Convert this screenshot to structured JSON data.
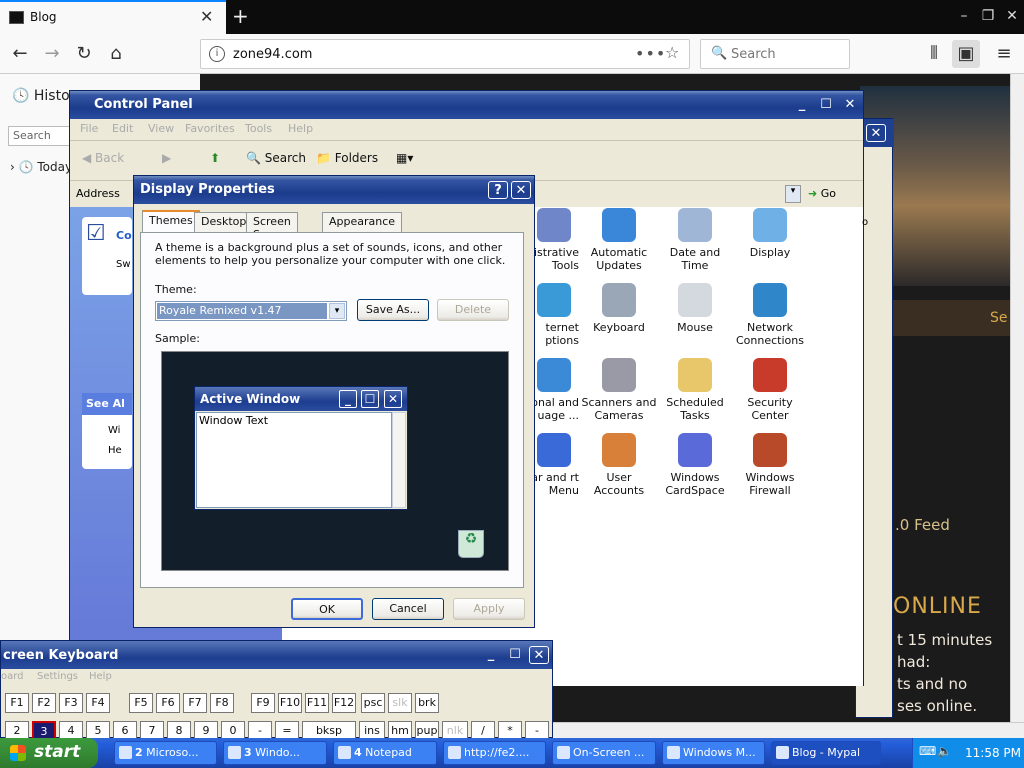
{
  "browser": {
    "tab_title": "Blog",
    "url": "zone94.com",
    "search_placeholder": "Search",
    "sidebar_title": "History",
    "sidebar_search_placeholder": "Search",
    "sidebar_today": "Today"
  },
  "page": {
    "band_text": "Se",
    "feed_text": ".0 Feed",
    "online_text": "ONLINE",
    "lines": [
      "t 15 minutes",
      "had:",
      "ts and no",
      "ses online."
    ]
  },
  "control_panel": {
    "title": "Control Panel",
    "menu": [
      "File",
      "Edit",
      "View",
      "Favorites",
      "Tools",
      "Help"
    ],
    "toolbar": {
      "back": "Back",
      "search": "Search",
      "folders": "Folders"
    },
    "address_label": "Address",
    "go_label": "Go",
    "left_pane": {
      "box1_title": "Co",
      "box1_item": "Sw",
      "box2_title": "See Al",
      "box2_item1": "Wi",
      "box2_item2": "He"
    },
    "icons": [
      {
        "name": "administrative-tools",
        "label": "nistrative Tools",
        "color": "#6f86c9"
      },
      {
        "name": "automatic-updates",
        "label": "Automatic Updates",
        "color": "#3a86d8"
      },
      {
        "name": "date-and-time",
        "label": "Date and Time",
        "color": "#9fb6d6"
      },
      {
        "name": "display",
        "label": "Display",
        "color": "#6fb0e6"
      },
      {
        "name": "internet-options",
        "label": "ternet ptions",
        "color": "#3a9ad8"
      },
      {
        "name": "keyboard",
        "label": "Keyboard",
        "color": "#9aa7b7"
      },
      {
        "name": "mouse",
        "label": "Mouse",
        "color": "#d4d8df"
      },
      {
        "name": "network-connections",
        "label": "Network Connections",
        "color": "#2f86c8"
      },
      {
        "name": "regional-language",
        "label": "onal and uage ...",
        "color": "#3a8ad8"
      },
      {
        "name": "scanners-cameras",
        "label": "Scanners and Cameras",
        "color": "#9a9aa6"
      },
      {
        "name": "scheduled-tasks",
        "label": "Scheduled Tasks",
        "color": "#e7c76a"
      },
      {
        "name": "security-center",
        "label": "Security Center",
        "color": "#c83a2a"
      },
      {
        "name": "taskbar-start-menu",
        "label": "bar and rt Menu",
        "color": "#3a6ad8"
      },
      {
        "name": "user-accounts",
        "label": "User Accounts",
        "color": "#d8803a"
      },
      {
        "name": "windows-cardspace",
        "label": "Windows CardSpace",
        "color": "#5a6ad8"
      },
      {
        "name": "windows-firewall",
        "label": "Windows Firewall",
        "color": "#b84a2a"
      }
    ],
    "partial_right": "o"
  },
  "display_props": {
    "title": "Display Properties",
    "tabs": [
      "Themes",
      "Desktop",
      "Screen Saver",
      "Appearance"
    ],
    "description": "A theme is a background plus a set of sounds, icons, and other elements to help you personalize your computer with one click.",
    "theme_label": "Theme:",
    "theme_value": "Royale Remixed v1.47",
    "save_as": "Save As...",
    "delete": "Delete",
    "sample_label": "Sample:",
    "active_window_title": "Active Window",
    "window_text": "Window Text",
    "ok": "OK",
    "cancel": "Cancel",
    "apply": "Apply"
  },
  "osk": {
    "title": "creen Keyboard",
    "menu": [
      "oard",
      "Settings",
      "Help"
    ],
    "row1": [
      "F1",
      "F2",
      "F3",
      "F4",
      "F5",
      "F6",
      "F7",
      "F8",
      "F9",
      "F10",
      "F11",
      "F12",
      "psc",
      "slk",
      "brk"
    ],
    "row2": [
      "2",
      "3",
      "4",
      "5",
      "6",
      "7",
      "8",
      "9",
      "0",
      "-",
      "=",
      "bksp",
      "ins",
      "hm",
      "pup",
      "nlk",
      "/",
      "*",
      "-"
    ]
  },
  "taskbar": {
    "start": "start",
    "tasks": [
      {
        "num": "2",
        "label": "Microso..."
      },
      {
        "num": "3",
        "label": "Windo..."
      },
      {
        "num": "4",
        "label": "Notepad"
      },
      {
        "num": "",
        "label": "http://fe2...."
      },
      {
        "num": "",
        "label": "On-Screen ..."
      },
      {
        "num": "",
        "label": "Windows M..."
      },
      {
        "num": "",
        "label": "Blog - Mypal"
      }
    ],
    "clock": "11:58 PM"
  }
}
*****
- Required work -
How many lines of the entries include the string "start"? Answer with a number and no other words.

- Exercise output -
2